Subject Re: [firebird-support] Re: How firebird use indexes with inner join
Author Thomas Steinmaurer
>> No. IMHO, the optimizer is doing a good job. It uses indexes with a good
>> selectivity and first horizontally filter table A by using A_IDX1 and
>> uses that already filtered "stream" to join table B via index B_IDX1.
>> Just for the records: Firebird can join two indexes on the same table
>> via a bitmap vector (as shown in the execution plan before re-computing
>> index statistics), but in your case, the optimizer uses a different
>> path, which executes the query pretty fast.
> i begin to understand why i obtain this plan and why it's normal. I decomposed my inner join request in two "for select" request and i obtain the same number of read and nearly the same execution time.
> After some search i see that some other database merge index to use several index on same table but this method is cost time effective and in some case it's preferable to do much read that use several index.
> but i need your help to have a better understand of how works the optimizer with indexes (maybe a document exists ?) because i think i have put to much indexes that don't serve in my database.

You can run gstat, or if you like it visual, FB TraceManager, FBAnalyst
etc. to query/show index statistics and imply their usefullness.
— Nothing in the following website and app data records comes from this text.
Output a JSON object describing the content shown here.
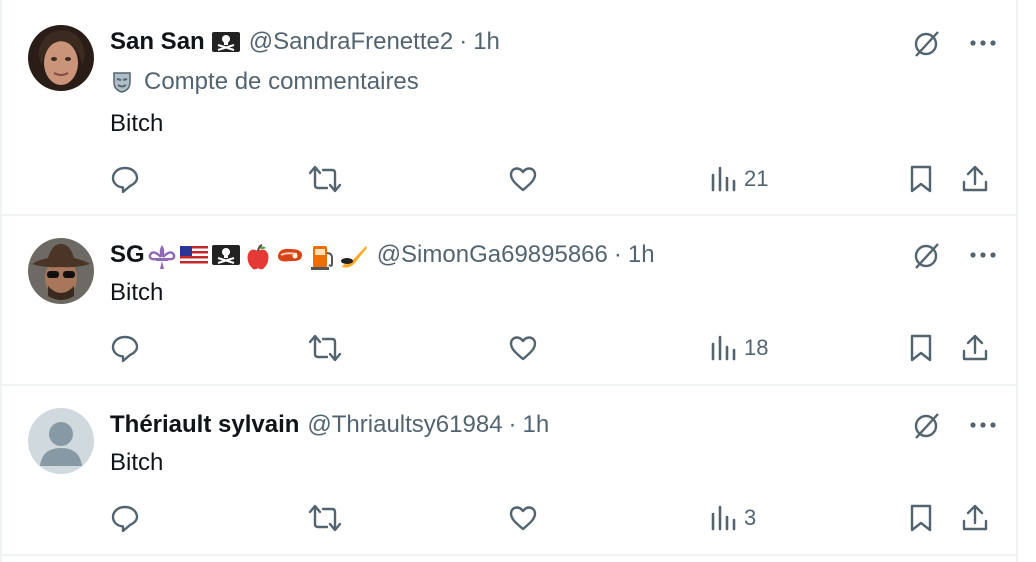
{
  "colors": {
    "text_primary": "#0f1419",
    "text_secondary": "#536471",
    "divider": "#eff3f4"
  },
  "tweets": [
    {
      "name": "San San",
      "badges": [
        "skull-crossbones-flag"
      ],
      "handle": "@SandraFrenette2",
      "separator": "·",
      "time": "1h",
      "community_label": "Compte de commentaires",
      "community_icon": "mask-icon",
      "text": "Bitch",
      "views": "21"
    },
    {
      "name": "SG",
      "badges": [
        "fleur-de-lis",
        "us-flag",
        "skull-crossbones-flag",
        "red-apple",
        "steak",
        "fuel-pump",
        "hockey-stick-puck"
      ],
      "handle": "@SimonGa69895866",
      "separator": "·",
      "time": "1h",
      "text": "Bitch",
      "views": "18"
    },
    {
      "name": "Thériault sylvain",
      "badges": [],
      "handle": "@Thriaultsy61984",
      "separator": "·",
      "time": "1h",
      "text": "Bitch",
      "views": "3"
    }
  ]
}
E.g.
the worst index is if the max duplicates is 100% compared to the number
of indexed rows, because this basically means that you store only one
distinct value, for which an index makes absolutely no sense, so this is
a candidate to be dropped immediately and write operations benefit from
that. Another thing is to keep the index b-tree depth small (<=3). >3
usually happens on a largish table with a small page size, so increasing
the page size helps in that area.

I have seen a lot of databases in various consulting gigs now, which
were purely "over-indexed" and a small page size (in this particular
case 1K *g*) was some kind of worse scenario. Beside removing such
useless indexes, inspect I/O statistics and try to keep the cache hit
ratio high, thus minimize disk I/O.

AFAIK, some presentations on the optimizer are available from older
Firebird conferences somewhere. E.g:

I'm afraid not that much help for newbies without the speakers voice.

With regards,
Thomas Steinmaurer